Work to be completed -> Every line of the entries below that includes "this" belongs in the answer, copied as written.

Records from a collection:
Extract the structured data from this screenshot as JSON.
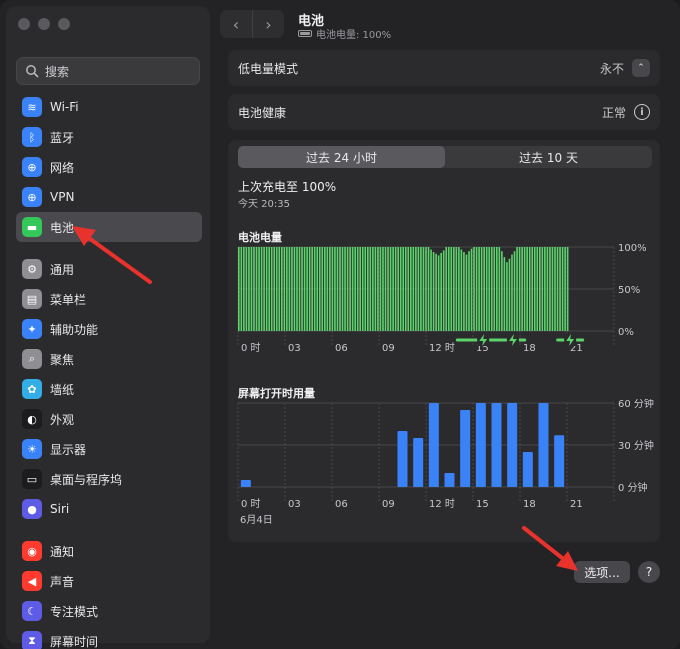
{
  "sidebar": {
    "search_label": "搜索",
    "items": [
      {
        "label": "Wi-Fi",
        "icon": "wifi-icon",
        "color": "#3a82f7"
      },
      {
        "label": "蓝牙",
        "icon": "bluetooth-icon",
        "color": "#3a82f7"
      },
      {
        "label": "网络",
        "icon": "globe-icon",
        "color": "#3a82f7"
      },
      {
        "label": "VPN",
        "icon": "vpn-globe-icon",
        "color": "#3a82f7"
      },
      {
        "label": "电池",
        "icon": "battery-icon",
        "color": "#34c759",
        "active": true
      },
      {
        "label": "通用",
        "icon": "gear-icon",
        "color": "#8e8e93"
      },
      {
        "label": "菜单栏",
        "icon": "menubar-icon",
        "color": "#8e8e93"
      },
      {
        "label": "辅助功能",
        "icon": "accessibility-icon",
        "color": "#3a82f7"
      },
      {
        "label": "聚焦",
        "icon": "spotlight-icon",
        "color": "#8e8e93"
      },
      {
        "label": "墙纸",
        "icon": "wallpaper-icon",
        "color": "#32ade6"
      },
      {
        "label": "外观",
        "icon": "appearance-icon",
        "color": "#1c1c1e"
      },
      {
        "label": "显示器",
        "icon": "display-icon",
        "color": "#3a82f7"
      },
      {
        "label": "桌面与程序坞",
        "icon": "dock-icon",
        "color": "#1c1c1e"
      },
      {
        "label": "Siri",
        "icon": "siri-icon",
        "color": "#5e5ce6"
      },
      {
        "label": "通知",
        "icon": "notification-icon",
        "color": "#ff3b30"
      },
      {
        "label": "声音",
        "icon": "sound-icon",
        "color": "#ff3b30"
      },
      {
        "label": "专注模式",
        "icon": "focus-moon-icon",
        "color": "#5e5ce6"
      },
      {
        "label": "屏幕时间",
        "icon": "hourglass-icon",
        "color": "#5e5ce6"
      }
    ]
  },
  "header": {
    "title": "电池",
    "subtitle": "电池电量: 100%"
  },
  "low_power": {
    "label": "低电量模式",
    "value": "永不"
  },
  "health": {
    "label": "电池健康",
    "value": "正常"
  },
  "tabs": [
    {
      "label": "过去 24 小时",
      "active": true
    },
    {
      "label": "过去 10 天",
      "active": false
    }
  ],
  "last_charge": {
    "title": "上次充电至 100%",
    "time": "今天 20:35"
  },
  "chart_data": [
    {
      "type": "bar",
      "title": "电池电量",
      "x_ticks": [
        "0 时",
        "03",
        "06",
        "09",
        "12 时",
        "15",
        "18",
        "21"
      ],
      "y_ticks": [
        "100%",
        "50%",
        "0%"
      ],
      "ylim": [
        0,
        100
      ],
      "values": [
        100,
        100,
        100,
        100,
        100,
        100,
        100,
        100,
        100,
        100,
        100,
        100,
        100,
        100,
        100,
        100,
        100,
        100,
        100,
        100,
        100,
        100,
        100,
        100,
        100,
        100,
        100,
        100,
        100,
        100,
        100,
        100,
        100,
        100,
        100,
        100,
        100,
        100,
        100,
        100,
        100,
        100,
        100,
        100,
        100,
        100,
        100,
        100,
        100,
        100,
        100,
        100,
        100,
        100,
        100,
        100,
        100,
        100,
        100,
        100,
        100,
        100,
        100,
        100,
        100,
        100,
        100,
        100,
        100,
        100,
        100,
        100,
        100,
        100,
        100,
        100,
        97,
        94,
        92,
        90,
        93,
        96,
        100,
        100,
        100,
        100,
        100,
        100,
        97,
        94,
        91,
        95,
        98,
        100,
        100,
        100,
        100,
        100,
        100,
        100,
        100,
        100,
        100,
        100,
        95,
        88,
        82,
        86,
        91,
        95,
        100,
        100,
        100,
        100,
        100,
        100,
        100,
        100,
        100,
        100,
        100,
        100,
        100,
        100,
        100,
        100,
        100,
        100,
        100,
        100,
        100
      ],
      "charging_periods": [
        [
          14,
          17.3
        ],
        [
          16.8,
          18.3
        ],
        [
          20.4,
          22
        ]
      ],
      "color": "#5dd36b"
    },
    {
      "type": "bar",
      "title": "屏幕打开时用量",
      "x_ticks": [
        "0 时",
        "03",
        "06",
        "09",
        "12 时",
        "15",
        "18",
        "21"
      ],
      "y_ticks": [
        "60 分钟",
        "30 分钟",
        "0 分钟"
      ],
      "ylim": [
        0,
        60
      ],
      "categories": [
        0,
        1,
        2,
        3,
        4,
        5,
        6,
        7,
        8,
        9,
        10,
        11,
        12,
        13,
        14,
        15,
        16,
        17,
        18,
        19,
        20
      ],
      "values": [
        5,
        0,
        0,
        0,
        0,
        0,
        0,
        0,
        0,
        0,
        40,
        35,
        60,
        10,
        55,
        60,
        60,
        60,
        25,
        60,
        37
      ],
      "date_label": "6月4日",
      "color": "#3a82f7"
    }
  ],
  "footer": {
    "options_label": "选项...",
    "help_label": "?"
  }
}
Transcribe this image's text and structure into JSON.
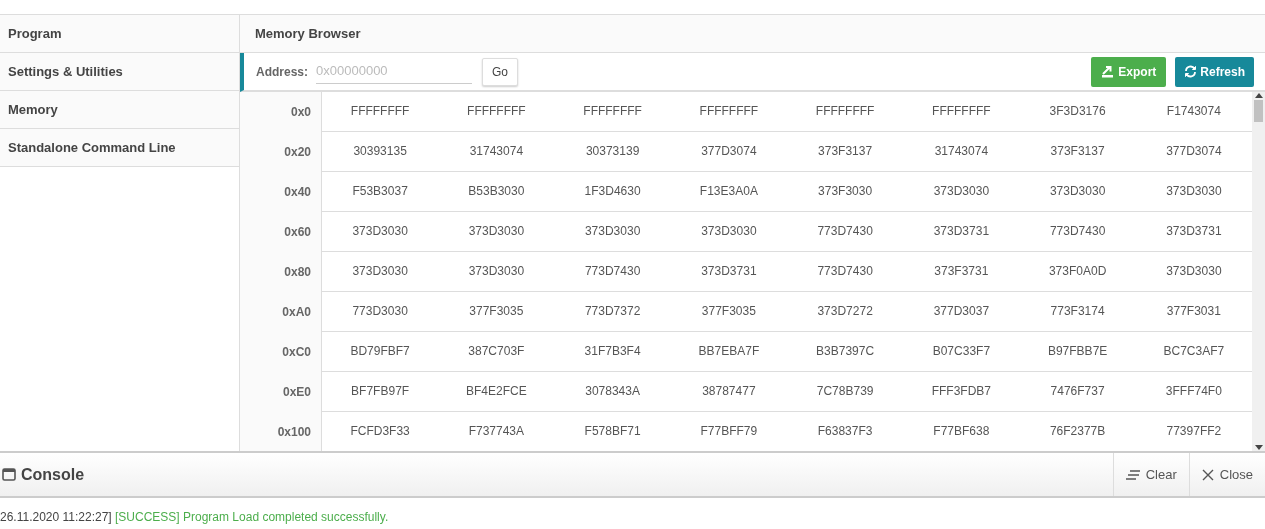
{
  "sidebar": {
    "items": [
      {
        "label": "Program"
      },
      {
        "label": "Settings & Utilities"
      },
      {
        "label": "Memory"
      },
      {
        "label": "Standalone Command Line"
      }
    ]
  },
  "memory_browser": {
    "title": "Memory Browser",
    "address_label": "Address:",
    "address_placeholder": "0x00000000",
    "go_button": "Go",
    "export_button": "Export",
    "refresh_button": "Refresh",
    "rows": [
      {
        "address": "0x0",
        "values": [
          "FFFFFFFF",
          "FFFFFFFF",
          "FFFFFFFF",
          "FFFFFFFF",
          "FFFFFFFF",
          "FFFFFFFF",
          "3F3D3176",
          "F1743074"
        ]
      },
      {
        "address": "0x20",
        "values": [
          "30393135",
          "31743074",
          "30373139",
          "377D3074",
          "373F3137",
          "31743074",
          "373F3137",
          "377D3074"
        ]
      },
      {
        "address": "0x40",
        "values": [
          "F53B3037",
          "B53B3030",
          "1F3D4630",
          "F13E3A0A",
          "373F3030",
          "373D3030",
          "373D3030",
          "373D3030"
        ]
      },
      {
        "address": "0x60",
        "values": [
          "373D3030",
          "373D3030",
          "373D3030",
          "373D3030",
          "773D7430",
          "373D3731",
          "773D7430",
          "373D3731"
        ]
      },
      {
        "address": "0x80",
        "values": [
          "373D3030",
          "373D3030",
          "773D7430",
          "373D3731",
          "773D7430",
          "373F3731",
          "373F0A0D",
          "373D3030"
        ]
      },
      {
        "address": "0xA0",
        "values": [
          "773D3030",
          "377F3035",
          "773D7372",
          "377F3035",
          "373D7272",
          "377D3037",
          "773F3174",
          "377F3031"
        ]
      },
      {
        "address": "0xC0",
        "values": [
          "BD79FBF7",
          "387C703F",
          "31F7B3F4",
          "BB7EBA7F",
          "B3B7397C",
          "B07C33F7",
          "B97FBB7E",
          "BC7C3AF7"
        ]
      },
      {
        "address": "0xE0",
        "values": [
          "BF7FB97F",
          "BF4E2FCE",
          "3078343A",
          "38787477",
          "7C78B739",
          "FFF3FDB7",
          "7476F737",
          "3FFF74F0"
        ]
      },
      {
        "address": "0x100",
        "values": [
          "FCFD3F33",
          "F737743A",
          "F578BF71",
          "F77BFF79",
          "F63837F3",
          "F77BF638",
          "76F2377B",
          "77397FF2"
        ]
      }
    ]
  },
  "console": {
    "title": "Console",
    "clear_button": "Clear",
    "close_button": "Close",
    "lines": [
      {
        "timestamp": "26.11.2020 11:22:27]",
        "message": "[SUCCESS] Program Load completed successfully.",
        "kind": "success"
      }
    ]
  }
}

Reply ->
Extract the structured data from this screenshot as JSON.
Transcribe this image's text and structure into JSON.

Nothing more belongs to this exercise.